We don't believe so.

Like many holidays that were once rooted in religion, they eventually become secular holidays. For Christmas in particular, it's actually not even Christian, nor is it required to be religious. Many Christians barely even make it a day about Jesus[1].

The roots of the holiday are that of a Solstice celebration - the point in Earth's revolution around the sun (Although they probably didn't understand it as that at the time), where the days stop getting shorter, in the depths of winter, and start getting longer in the northern hemisphere. After the solstice, the season marches towards spring.

The Christians integrated this holiday with their own celebrations[2].

Additionally, many current atheists are "Cultural Christians", "Cultural Jews" or "Cultural Muslims", because that's the way they were raised, with any related holidays included. They continue with those holidays because they enjoy them.
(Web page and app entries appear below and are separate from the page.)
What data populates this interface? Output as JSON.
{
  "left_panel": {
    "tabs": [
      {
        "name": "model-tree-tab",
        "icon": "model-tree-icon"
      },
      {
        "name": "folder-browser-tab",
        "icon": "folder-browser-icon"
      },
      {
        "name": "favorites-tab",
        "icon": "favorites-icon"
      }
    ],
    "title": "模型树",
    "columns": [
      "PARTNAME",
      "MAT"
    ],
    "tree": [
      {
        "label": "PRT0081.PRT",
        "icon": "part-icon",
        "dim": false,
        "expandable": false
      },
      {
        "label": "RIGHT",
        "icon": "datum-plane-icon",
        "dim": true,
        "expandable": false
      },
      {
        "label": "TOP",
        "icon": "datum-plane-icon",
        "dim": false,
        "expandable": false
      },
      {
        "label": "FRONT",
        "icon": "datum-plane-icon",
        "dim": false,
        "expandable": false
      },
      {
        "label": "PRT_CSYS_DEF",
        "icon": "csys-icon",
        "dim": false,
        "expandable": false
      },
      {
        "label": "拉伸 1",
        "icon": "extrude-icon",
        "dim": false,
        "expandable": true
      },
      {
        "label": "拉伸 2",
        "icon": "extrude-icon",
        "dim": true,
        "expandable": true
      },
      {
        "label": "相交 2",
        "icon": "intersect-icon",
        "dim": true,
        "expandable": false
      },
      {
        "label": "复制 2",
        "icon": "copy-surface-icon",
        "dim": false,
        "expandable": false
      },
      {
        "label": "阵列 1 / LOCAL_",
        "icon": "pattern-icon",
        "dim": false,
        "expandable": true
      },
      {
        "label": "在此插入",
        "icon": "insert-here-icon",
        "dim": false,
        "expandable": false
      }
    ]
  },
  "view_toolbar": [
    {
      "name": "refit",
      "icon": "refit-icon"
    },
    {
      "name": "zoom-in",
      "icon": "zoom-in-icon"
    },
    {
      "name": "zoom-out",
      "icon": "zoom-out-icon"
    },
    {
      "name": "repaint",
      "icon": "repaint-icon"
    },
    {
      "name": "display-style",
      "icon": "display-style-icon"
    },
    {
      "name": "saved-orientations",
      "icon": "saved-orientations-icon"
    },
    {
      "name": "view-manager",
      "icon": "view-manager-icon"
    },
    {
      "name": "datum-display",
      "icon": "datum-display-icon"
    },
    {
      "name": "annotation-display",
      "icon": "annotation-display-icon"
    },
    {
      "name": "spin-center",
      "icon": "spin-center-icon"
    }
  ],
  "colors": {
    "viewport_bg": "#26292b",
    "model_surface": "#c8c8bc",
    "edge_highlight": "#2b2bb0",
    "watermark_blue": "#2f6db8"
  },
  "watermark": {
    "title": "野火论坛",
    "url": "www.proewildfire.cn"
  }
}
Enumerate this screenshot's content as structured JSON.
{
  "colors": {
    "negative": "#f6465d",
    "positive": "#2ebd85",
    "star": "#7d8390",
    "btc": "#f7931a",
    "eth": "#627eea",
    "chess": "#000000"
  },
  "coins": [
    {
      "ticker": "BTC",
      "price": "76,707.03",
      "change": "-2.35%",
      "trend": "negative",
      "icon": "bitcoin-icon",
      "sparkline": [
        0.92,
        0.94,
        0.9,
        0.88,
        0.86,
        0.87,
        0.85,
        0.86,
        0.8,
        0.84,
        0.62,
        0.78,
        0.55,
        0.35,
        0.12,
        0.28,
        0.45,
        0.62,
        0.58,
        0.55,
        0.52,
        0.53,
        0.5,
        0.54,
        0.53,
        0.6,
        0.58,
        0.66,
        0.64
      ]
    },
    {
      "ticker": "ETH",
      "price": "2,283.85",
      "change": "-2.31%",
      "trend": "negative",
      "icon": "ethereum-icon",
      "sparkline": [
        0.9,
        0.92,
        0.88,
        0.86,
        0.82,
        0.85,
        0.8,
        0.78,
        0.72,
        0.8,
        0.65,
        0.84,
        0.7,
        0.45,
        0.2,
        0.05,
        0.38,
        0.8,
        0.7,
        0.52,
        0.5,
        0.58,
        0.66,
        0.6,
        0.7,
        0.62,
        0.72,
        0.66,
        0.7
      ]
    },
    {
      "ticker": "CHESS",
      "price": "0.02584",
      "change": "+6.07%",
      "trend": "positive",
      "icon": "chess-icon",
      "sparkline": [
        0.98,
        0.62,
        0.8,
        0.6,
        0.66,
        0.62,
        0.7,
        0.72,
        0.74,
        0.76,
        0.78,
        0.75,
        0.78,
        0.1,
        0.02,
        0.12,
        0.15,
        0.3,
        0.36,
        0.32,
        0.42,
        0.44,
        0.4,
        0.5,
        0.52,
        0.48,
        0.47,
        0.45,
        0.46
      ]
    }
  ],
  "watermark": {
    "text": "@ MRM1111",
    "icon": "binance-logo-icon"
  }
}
It's not uncommon for people to celebrate holidays from cultures whom they are not members. It's about having fun, and there's nothing wrong with it, even if they don't accept the mythos from which those holidays came.

To qualify has hypocrisy, atheists would have to be taking actions that were contradicting their position. Celebrating a holiday, that doesn't require or acknowledge a god, does not constitute a contradiction. Instead, we're happy to take the good parts and strip out the religion.